Why scientists are so fascinated with how the turtle got its shell
A 240-million year-old fossil from Germany has helped solve 'one of the longest standing controversies' in understanding evolutionary history.
Courtesy of Rainer Schoch/Stuttgart Natural History Museum/Reuters
Hundreds of millions of years ago, before even the dinosaurs walked the Earth, the distant ancestors of turtles wobbled along the shores of a vast supercontinent. They were small and lizard-like, with up to 40 teeth and a 4-inch tail, but they were missing one defining feature: a shell.
The turtle shell has long been a source of fascination for researchers. The only other vertebrates who have a shell like it are tortoises and terrapins, which came along later. But the feature has remained so enigmatic that not even Rudyard Kipling could explain its existence in a "Just So" children's story.
"The question of the origin of the turtle shell is one of the longest standing controversies in understanding the evolutionary history of backboned animals," says Hans-Dieter Sues, a curator at the Smithsonian Museum of Natural History in Washington, D.C.
The fusion of rib bones, shoulder bones, and vertebrae to form a shell on the outside of their bodies make turtles unique, and how it developed in prehistoric times has puzzled biologists for more than 200 years, writes the Smithsonian Institute.
"Turtle shells are kind of a unique structure," Dr. Sues adds. "People have for a long time wondered how they came about."

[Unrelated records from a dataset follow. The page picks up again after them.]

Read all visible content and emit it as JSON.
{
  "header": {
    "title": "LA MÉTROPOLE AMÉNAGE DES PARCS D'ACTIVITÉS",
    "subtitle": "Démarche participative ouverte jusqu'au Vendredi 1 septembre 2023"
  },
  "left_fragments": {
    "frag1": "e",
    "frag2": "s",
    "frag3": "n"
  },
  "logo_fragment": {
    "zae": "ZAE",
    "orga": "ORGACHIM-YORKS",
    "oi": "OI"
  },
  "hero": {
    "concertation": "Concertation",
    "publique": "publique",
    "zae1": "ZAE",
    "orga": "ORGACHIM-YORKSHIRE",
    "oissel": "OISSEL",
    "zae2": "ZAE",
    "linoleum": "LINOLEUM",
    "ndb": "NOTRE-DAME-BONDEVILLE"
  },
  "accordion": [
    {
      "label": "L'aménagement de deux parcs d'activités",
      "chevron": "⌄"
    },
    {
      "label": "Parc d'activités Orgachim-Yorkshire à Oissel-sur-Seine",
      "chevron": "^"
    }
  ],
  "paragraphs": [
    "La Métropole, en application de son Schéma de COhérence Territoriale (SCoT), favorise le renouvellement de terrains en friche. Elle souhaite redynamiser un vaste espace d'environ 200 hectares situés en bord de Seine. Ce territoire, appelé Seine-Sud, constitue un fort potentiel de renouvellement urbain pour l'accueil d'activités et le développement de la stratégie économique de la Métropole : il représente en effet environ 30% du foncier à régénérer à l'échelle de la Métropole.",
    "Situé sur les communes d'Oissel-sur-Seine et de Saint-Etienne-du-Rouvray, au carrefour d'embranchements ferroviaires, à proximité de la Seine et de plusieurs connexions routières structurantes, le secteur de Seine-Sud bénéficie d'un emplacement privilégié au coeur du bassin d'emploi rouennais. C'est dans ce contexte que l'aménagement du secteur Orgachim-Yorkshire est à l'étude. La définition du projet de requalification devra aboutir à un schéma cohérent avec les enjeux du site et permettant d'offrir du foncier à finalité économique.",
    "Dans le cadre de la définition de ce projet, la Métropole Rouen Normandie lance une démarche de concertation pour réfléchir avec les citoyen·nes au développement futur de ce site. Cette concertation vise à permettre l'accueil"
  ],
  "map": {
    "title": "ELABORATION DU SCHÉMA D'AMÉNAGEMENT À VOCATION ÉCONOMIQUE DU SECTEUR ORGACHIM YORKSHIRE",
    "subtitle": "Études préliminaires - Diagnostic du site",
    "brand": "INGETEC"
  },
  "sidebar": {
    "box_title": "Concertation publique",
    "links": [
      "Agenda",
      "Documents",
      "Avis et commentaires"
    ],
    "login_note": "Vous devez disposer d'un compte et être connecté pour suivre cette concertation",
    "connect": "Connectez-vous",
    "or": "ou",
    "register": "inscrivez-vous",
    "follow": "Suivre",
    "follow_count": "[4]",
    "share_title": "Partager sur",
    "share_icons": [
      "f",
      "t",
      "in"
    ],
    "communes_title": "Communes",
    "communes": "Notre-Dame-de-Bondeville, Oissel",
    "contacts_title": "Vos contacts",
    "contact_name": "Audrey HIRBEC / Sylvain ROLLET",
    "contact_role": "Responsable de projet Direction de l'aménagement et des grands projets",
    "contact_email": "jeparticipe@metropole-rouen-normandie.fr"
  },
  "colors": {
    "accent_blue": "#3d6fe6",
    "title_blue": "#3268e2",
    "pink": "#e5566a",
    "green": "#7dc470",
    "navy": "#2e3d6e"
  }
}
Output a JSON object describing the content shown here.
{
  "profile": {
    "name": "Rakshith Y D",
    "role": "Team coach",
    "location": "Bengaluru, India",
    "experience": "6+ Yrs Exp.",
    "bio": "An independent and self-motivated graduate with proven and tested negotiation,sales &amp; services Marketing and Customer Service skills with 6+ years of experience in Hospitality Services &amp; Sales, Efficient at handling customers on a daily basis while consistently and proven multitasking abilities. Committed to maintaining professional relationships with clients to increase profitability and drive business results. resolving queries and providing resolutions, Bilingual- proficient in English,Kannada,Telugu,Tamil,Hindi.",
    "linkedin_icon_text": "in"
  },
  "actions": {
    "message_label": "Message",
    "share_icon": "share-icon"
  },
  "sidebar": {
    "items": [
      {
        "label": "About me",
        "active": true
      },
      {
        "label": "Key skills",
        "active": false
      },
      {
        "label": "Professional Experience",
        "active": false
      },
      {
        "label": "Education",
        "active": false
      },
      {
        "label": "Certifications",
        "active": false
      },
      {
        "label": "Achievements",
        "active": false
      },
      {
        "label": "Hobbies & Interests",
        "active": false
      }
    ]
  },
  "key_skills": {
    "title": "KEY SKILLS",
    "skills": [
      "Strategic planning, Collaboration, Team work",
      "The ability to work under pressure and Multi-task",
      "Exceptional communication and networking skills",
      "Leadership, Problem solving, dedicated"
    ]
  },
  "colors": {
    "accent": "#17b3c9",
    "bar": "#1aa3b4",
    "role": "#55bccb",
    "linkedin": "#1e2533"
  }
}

Until today, the oldest known possible turtle ancestor was a 220-million-year-old specimen discovered in China, dubbed Odontochelys, which featured a partly-formed shell and other turtle-like features. Prior to that discovery in 2008, scientists had uncovered remains of a 260-million-year-old animal in South Africa known as Eunotosaurus, hypothesized to be an even older turtle ancestor, featuring wide and flat ribs but no distinct shell-like features. But with such a large temporal gap between the Odontochelys and the Eunotosaurus, researchers couldn't be sure the two animals were related.
Sues has been investigating this mystery, however, studying a fossil specimen from the mid-Triassic Period. He is the co-author of a paper published in the journal Nature making the case that the Pappochelys – meaning "grandfather turtle" in Greek – could be the important missing link between the the Odontochelys and Eunotosaurus that researchers have been looking for.
At roughly 240-million-years-old, the animal fits neatly between the two other species chronologically, and its physical features also make it likely that it is a descendant of Eunotosaurus and an ancestor the modern turtle.
The older, South African fossil showed strong, wide ribs but no distinct shell. The younger, Chinese fossil showed the same rib structure but also a shell of hardened, fused bone on its belly. The Pappochelys – a small animal at roughly 8 inches long – seems to be a less-developed version of the Chinese fossil: similarly widened ribs and a breastplate abdominal bones that were just starting to fuse and ossify.
Scientists believe the breastplate and ribs later expanded and fused together to completely enclose the animal in its famous shell around 210 million years ago. The ribs, meanwhile, provided not only protection for the animal but also a "bone ballast," which helped the animal control its buoyancy.
"We now have a beautiful series of intermediate stages to trace the origin of this very peculiar structure, the turtle shell," says Sues.
The Pappochelys fossil was disocvered in a limestone quarry near Stuttgart, Germany, about 8,000 miles from South Africa and almost 7,000 miles from southwest China, where the Odontochelys and Eunotosaurus fossils were found.
Sues says that the vast distances between them doesn't mean the three species aren't related to each other, because in the millenniums over which they were evolving, all the continents were linked together into a single giant landmass known as Pangaea.
An alternate theory suggests that turtle shells developed along the lines of dinosaurs and modern reptiles like crocodiles, through the fusion of bony armor plates. Instead, this new evidence suggests it formed through the fusion and expansion of chest and rib bones.
Tyler Lyson, a curator at the Denver Museum of Nature & Science, studies turtle evolution as was one of the first researchers to argue that the 260-million-year-old fossil from South Africa was a turtle ancestor.
In an interview with NPR, Dr. Lyson said that the German fossil adds to a comprehensive fossil collection that can now "tell this really cohesive story on the origin of the turtle body plan."
The discovery also provides greater weight to the theory that turtles evolved from more modern reptiles, rather than ancient reptiles like dinosaurs and birds. The Pappochelys skull features two openings behind the eye sockets often seen in almost all modern reptiles – extra space designed to help jaw muscles develop.
"Our animal has two openings, just like we see in lizards," says Sues.
"[We] thought turtles had branched off way, way down in time from other reptiles," he adds. "[This] proves from the fossil record that turtles are … part of a lineage that flows through all modern reptiles."